For over a decade, director Jay Roach was known primarily for his work in comedic films. From the “Austin Powers” trilogy to the “Meet the Parents” franchise, Roach had carved out a niche for himself in directing broad comedy blockbusters. Then in 2008, he somewhat surprisingly shifted more to political drama films — and more impressively, critically-acclaimed and awarded films — starting with the HBO movie “Recount” (about the 2000 United States presidential election).
2019 saw the release of Roach’s latest “political” film, in the form of big screen feature “Bombshell,” the Fox News/Roger Ailes scandal piece starring Nicole Kidman, Charlize Theron, and Margot Robbie. Theron and Robbie are nominated for Best Actress in a Motion Picture – Musical Comedy and Best Supporting Actress in a Motion Picture – Musical or Comedy, respectively, at this Sunday’s 77th Golden Globe Awards.
Roach recently spoke with Deadline’s Pete Hammond about his surprising transition over the years from being a comedy director to a political director.
“Yeah, it’s confusing, isn’t it,” Roach joked about his “interesting” filmography. “I might’ve been better off just sticking to one thing and getting a sort of signature vision established, but that wasn’t in the cards.”
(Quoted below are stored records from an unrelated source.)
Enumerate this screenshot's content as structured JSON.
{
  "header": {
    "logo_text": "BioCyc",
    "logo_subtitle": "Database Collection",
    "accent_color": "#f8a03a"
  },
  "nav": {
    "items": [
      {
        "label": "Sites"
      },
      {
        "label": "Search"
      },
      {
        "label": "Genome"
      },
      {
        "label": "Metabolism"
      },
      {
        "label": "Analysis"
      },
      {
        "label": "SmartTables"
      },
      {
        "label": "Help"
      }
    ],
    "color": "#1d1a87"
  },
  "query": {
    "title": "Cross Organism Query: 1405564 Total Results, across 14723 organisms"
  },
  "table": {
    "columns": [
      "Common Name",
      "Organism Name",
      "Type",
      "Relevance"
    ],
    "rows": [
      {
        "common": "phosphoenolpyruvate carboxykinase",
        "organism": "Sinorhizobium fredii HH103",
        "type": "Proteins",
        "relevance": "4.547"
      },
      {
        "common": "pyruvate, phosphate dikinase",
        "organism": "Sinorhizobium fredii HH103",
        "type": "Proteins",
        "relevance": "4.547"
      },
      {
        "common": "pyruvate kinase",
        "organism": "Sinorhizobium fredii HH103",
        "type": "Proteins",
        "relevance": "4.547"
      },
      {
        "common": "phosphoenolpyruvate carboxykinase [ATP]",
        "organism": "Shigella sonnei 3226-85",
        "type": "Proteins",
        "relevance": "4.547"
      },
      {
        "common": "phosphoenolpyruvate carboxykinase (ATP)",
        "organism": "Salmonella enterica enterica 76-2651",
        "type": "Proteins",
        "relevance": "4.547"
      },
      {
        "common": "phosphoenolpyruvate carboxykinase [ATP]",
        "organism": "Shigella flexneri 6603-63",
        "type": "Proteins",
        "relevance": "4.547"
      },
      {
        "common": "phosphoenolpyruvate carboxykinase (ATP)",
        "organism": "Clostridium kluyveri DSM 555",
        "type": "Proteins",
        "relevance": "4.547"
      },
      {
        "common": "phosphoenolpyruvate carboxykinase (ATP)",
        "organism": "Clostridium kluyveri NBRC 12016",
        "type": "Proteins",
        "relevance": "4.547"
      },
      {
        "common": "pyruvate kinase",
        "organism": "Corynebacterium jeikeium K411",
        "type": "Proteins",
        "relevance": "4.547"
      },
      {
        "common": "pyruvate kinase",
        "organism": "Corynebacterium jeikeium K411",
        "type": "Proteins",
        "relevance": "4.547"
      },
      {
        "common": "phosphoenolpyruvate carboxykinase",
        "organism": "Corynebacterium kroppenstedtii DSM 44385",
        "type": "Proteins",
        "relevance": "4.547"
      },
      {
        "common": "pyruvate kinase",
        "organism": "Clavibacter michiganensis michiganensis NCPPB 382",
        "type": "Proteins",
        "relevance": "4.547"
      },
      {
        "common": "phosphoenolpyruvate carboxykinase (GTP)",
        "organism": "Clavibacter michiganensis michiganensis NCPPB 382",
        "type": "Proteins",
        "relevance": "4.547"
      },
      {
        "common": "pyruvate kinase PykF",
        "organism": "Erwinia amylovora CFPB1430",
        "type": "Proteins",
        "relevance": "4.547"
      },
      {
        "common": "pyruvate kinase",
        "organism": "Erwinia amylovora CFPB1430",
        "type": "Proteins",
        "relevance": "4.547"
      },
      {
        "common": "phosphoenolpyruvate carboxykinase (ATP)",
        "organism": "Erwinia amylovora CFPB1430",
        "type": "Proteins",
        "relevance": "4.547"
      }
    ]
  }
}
Roach credited Austin Powers himself, Mike Meyers, with giving him his big break in comedy directing. “He’s a genius, and he helped me get started. Was a blast to learn comedy… Really, I didn’t know much about comedy when I started that. I certainly liked comedies. But I had never really directed any. So it was a pretty amazing experience.”
“It was a fun train to be on,” Roach said, of his time as the “it” director of comedy for that time period. “It’s an interestingly small group of people that the studios would trust to do comedies. And you’re quite aware that you have a short shelf life. When you think of all the great comedy directors who kind of had a really hot period but weren’t allowed to keep it going, it was daunting.”
Comparing it to being like an athlete, Roach added, “I decided to try to branch out before my expiration date and got to do ‘Recount’. Partly ’cause Sydney Pollack gave me, similarly, a kind of miraculous break, asking me to take over that movie, ‘Recount’, for him, which he was gonna direct.” Pollack had to pull out of directing the film because of his battle with cancer.
Hammond brought up Roach’s branching out to more political or “ripped from the headlines” filmmaking since 2008. “I don’t mind calling them political, because it seems like everything’s political,” Roach told him. “Even when I went to film school, there was such a great Marxist tradition in film criticism: There are no such things as non-political films, everything has politics.”
Roach continued, “But these films go at the issues in politics that worry me. Every one of them in a certain way is an anxiety dream of how fearful for the state of civilization [I am]. ‘Recount’ was the best example of that.”
And for that anxiety, Roach has considered his political films “therapeutic,” even though they don’t necessarily have answers — as he admits he doesn’t have all the answers — but strives to ask questions. For Roach, the dilemma he tries to bring to his political films is, “How then shall we go forward as a civilization, and how do we figure out how to get along and solve problems as a group, when obviously all the forces are against that?”
Roach also addressed the inherently difficult issue of telling a story about three women through the lens of a male director and a male screenwriter. After Charlize Theron sent him Charles Randolph’s “Bombshell” script — originally just as a friend, asking for notes — she then asked him to direct the movie and he said yes. But he soon questioned if he was the right person for the job, noting that it would mean the movie’s both written and directed by a man, despite being a film about female empowerment.
“And then, of course, [I] had a lot of questions about, you know, ‘Should I be directing this, as a man?'” But as he told Theron before he even took the directing job, “This is a story that really is as much for men — maybe more for men — to just give them a sense of, ‘What is it like to go through this?’ And I needed to know, so, I thought if I could make a film that answered my questions or somehow gave me some new insight into it, that maybe I could offer that to other men. ‘Cause I do think men have to be part of this. We’re a huge part of the problem. … [‘Bombshell’] is for men, at least as much [as for women].”